The continent of Aeg and its city-states were once under the protection of a host of gods. But ten years before our story opens, they all left without a word, and ever since, rising seas and attacks by the glories have been ongoing. One of the few remaining city-states is Valentine, where we’re introduced to Captain Arcadia Myrn, leading a team helping to evacuate citizens to higher ground in advance of the next expected round of tidal flooding. If you stretch your imagination not very far, all of this can be taken as a metaphor for climate change.

Arcadia’s former fellow officer is Alex Stathos, who now works as a private detective for Ace Investigations with his partner Cecil Gillion. Alex and Cecil are investigating a series of ritualistic homicides that have all the earmarks of sacrificial killings. Neither Arcadia nor Alex suspect that the murderer — and we know this from page one, so don’t worry about any possible spoilers — is none other than Arcadia’s lover Lilac Antonis. Lilac is not merely a priestess but the earthly daughter of the goddess Logoi, and these human sacrifices are Lilac’s attempt to summon her divine mother to return and save the city and its people. (Such sacrifices are legal in this society if the victims consent, but we know Lilac’s victims were lured.) Lilac has deeply bitter and personal motives as well, as her own twin little girls were lured to their watery deaths by the glories. Arcadia is also pledged to Logoi, in a ritual years before that physically changed her sex. She is haunted by the memory of a mass slaughter in a nearby village named Shah, carried out not long after the gods departed, as a sacrifice to Logoi, in which Arcadia could not bring herself to participate, despite orders. Alex did participate, but he has grown to hold an undying resentment towards the gods for what they demand of their human subjects, let alone their abandonment.

What follows is a plot packed so full of secrets and lies, double-crosses and betrayals, guilt and redemption, that to attempt to summarize it would have the bizarre effect of spoiling too much while explaining too little. It’s much more practical to talk about the story’s effect, which is often overwhelming. Though it’s all incredibly layered and dense, Piper manages to create a physically tactile world without heaps of exposition or loredumping, except, perhaps, in those scenes which owe the most to the tropes of detective noir, where villains deliver impassioned speeches explaining their motives.

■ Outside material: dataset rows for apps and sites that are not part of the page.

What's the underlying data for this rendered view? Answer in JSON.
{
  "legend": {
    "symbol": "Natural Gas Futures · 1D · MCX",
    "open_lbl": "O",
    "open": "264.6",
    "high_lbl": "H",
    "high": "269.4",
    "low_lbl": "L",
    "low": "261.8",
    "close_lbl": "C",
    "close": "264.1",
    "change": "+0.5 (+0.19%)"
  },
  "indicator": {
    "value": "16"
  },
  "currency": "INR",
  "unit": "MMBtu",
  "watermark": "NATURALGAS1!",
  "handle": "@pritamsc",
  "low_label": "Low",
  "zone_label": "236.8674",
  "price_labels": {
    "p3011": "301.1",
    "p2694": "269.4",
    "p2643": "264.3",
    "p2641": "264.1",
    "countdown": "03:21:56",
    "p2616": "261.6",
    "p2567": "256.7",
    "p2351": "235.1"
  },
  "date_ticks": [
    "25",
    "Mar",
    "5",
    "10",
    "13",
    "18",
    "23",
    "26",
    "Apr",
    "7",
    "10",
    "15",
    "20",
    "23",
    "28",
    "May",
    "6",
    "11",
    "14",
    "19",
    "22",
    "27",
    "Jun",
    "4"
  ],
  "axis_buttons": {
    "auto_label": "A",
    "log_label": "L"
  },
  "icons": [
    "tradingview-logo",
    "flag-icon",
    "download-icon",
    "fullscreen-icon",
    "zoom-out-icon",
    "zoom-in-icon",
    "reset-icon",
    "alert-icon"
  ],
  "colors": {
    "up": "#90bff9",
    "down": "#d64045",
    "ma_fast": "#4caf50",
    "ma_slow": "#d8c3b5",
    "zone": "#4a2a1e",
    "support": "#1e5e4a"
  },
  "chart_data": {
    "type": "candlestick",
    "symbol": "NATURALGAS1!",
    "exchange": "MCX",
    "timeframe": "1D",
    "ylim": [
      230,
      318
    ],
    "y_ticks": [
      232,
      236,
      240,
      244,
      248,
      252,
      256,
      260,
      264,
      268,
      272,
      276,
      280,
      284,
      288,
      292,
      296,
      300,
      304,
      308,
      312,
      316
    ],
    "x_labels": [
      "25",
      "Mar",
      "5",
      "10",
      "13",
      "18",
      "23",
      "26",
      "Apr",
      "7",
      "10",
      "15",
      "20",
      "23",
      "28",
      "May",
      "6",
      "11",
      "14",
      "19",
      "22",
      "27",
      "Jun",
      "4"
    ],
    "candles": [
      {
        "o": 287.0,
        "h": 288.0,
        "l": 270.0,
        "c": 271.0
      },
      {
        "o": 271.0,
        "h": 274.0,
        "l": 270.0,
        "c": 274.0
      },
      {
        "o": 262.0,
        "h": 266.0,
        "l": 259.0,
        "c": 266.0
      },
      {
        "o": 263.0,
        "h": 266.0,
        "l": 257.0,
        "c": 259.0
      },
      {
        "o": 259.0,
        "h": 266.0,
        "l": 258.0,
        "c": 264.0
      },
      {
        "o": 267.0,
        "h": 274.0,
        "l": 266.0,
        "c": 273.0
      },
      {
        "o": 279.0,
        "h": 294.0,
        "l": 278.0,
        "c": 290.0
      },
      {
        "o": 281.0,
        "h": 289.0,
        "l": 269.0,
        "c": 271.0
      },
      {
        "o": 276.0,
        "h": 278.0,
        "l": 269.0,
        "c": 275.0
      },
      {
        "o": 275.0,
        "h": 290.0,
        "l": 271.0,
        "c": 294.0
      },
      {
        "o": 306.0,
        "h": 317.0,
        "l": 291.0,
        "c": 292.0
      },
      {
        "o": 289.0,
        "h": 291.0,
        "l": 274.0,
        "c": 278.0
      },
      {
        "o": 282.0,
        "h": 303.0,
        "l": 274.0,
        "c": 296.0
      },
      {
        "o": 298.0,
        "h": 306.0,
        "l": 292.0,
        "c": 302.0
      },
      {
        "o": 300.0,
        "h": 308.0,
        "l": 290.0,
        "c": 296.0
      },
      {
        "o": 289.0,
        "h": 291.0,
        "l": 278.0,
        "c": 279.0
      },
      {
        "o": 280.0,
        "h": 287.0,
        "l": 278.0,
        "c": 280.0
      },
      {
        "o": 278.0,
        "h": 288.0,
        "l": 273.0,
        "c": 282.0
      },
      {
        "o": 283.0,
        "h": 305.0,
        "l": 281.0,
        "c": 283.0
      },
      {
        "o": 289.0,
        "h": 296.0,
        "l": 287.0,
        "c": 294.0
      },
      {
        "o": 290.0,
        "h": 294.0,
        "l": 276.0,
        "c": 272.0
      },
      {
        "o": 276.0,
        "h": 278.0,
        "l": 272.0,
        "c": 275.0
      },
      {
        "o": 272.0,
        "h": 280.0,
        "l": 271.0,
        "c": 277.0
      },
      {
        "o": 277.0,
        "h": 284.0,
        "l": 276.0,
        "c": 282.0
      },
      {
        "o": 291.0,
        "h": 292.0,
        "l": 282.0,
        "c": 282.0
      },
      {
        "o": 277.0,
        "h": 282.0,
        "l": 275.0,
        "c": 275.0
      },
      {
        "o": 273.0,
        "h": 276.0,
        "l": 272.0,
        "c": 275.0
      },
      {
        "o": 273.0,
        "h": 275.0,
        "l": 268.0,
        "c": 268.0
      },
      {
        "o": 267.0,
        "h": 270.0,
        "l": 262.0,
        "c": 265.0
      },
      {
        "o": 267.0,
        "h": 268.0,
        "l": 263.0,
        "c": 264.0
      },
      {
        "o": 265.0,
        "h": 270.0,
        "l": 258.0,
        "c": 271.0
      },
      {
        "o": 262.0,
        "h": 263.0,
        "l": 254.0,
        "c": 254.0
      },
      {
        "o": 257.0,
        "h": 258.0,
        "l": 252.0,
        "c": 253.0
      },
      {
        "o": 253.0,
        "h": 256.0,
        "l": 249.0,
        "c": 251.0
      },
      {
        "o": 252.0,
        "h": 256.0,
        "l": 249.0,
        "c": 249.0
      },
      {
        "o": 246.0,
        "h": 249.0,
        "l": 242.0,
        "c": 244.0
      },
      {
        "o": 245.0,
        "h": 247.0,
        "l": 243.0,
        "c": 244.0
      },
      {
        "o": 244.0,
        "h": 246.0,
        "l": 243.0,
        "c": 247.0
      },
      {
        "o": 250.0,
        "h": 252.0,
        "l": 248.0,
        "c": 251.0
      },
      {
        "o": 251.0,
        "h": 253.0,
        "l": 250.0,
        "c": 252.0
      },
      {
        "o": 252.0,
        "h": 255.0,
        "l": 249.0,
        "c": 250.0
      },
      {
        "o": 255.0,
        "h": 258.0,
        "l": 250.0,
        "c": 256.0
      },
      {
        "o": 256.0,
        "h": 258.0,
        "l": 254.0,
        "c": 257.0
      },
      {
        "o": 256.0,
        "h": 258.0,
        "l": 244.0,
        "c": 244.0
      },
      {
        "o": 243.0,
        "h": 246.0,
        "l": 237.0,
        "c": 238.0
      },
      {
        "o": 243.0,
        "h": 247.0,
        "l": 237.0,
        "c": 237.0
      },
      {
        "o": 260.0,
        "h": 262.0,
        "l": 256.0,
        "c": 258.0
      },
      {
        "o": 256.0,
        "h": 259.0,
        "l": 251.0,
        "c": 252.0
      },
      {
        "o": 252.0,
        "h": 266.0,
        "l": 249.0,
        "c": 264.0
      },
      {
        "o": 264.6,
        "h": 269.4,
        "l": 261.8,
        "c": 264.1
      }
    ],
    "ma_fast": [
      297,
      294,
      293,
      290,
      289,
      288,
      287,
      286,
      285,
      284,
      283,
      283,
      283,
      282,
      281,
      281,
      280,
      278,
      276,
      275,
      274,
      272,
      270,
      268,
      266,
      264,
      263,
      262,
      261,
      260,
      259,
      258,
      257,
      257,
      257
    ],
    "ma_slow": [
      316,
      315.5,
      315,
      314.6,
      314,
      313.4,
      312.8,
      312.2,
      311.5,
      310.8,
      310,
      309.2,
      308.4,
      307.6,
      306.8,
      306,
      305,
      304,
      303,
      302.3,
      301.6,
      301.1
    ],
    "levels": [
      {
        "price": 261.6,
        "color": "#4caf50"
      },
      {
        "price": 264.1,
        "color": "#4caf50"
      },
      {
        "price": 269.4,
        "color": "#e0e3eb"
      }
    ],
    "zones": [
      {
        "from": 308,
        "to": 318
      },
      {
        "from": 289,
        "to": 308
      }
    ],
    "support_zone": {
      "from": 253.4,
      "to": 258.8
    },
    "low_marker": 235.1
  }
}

And when I say physically tactile, I’m not exaggerating. The midsection of the novel consists of an extended storm sequence that is unlike nearly anything I’ve read in modern fantasy. What follows is, if possible, even more intense, as gods and demigods and human characters find themselves in an inextricable conflict with apocalyptic stakes. If there’s anything to critique here, it may be that some readers will find No Gods for Drowning a bit too much of everything; too busy and complex, too visceral, too frenetic, too full of anguish. What Roger Ebert used to call “too much of a muchness.” But it’s also a story that draws upon a deep well of pain — the need we all have to feel loved and protected and watched over — to extract hope and promise and the chance of a brighter future. It’s a book that pulls its readers in deep over their heads, not for drowning, but immersion.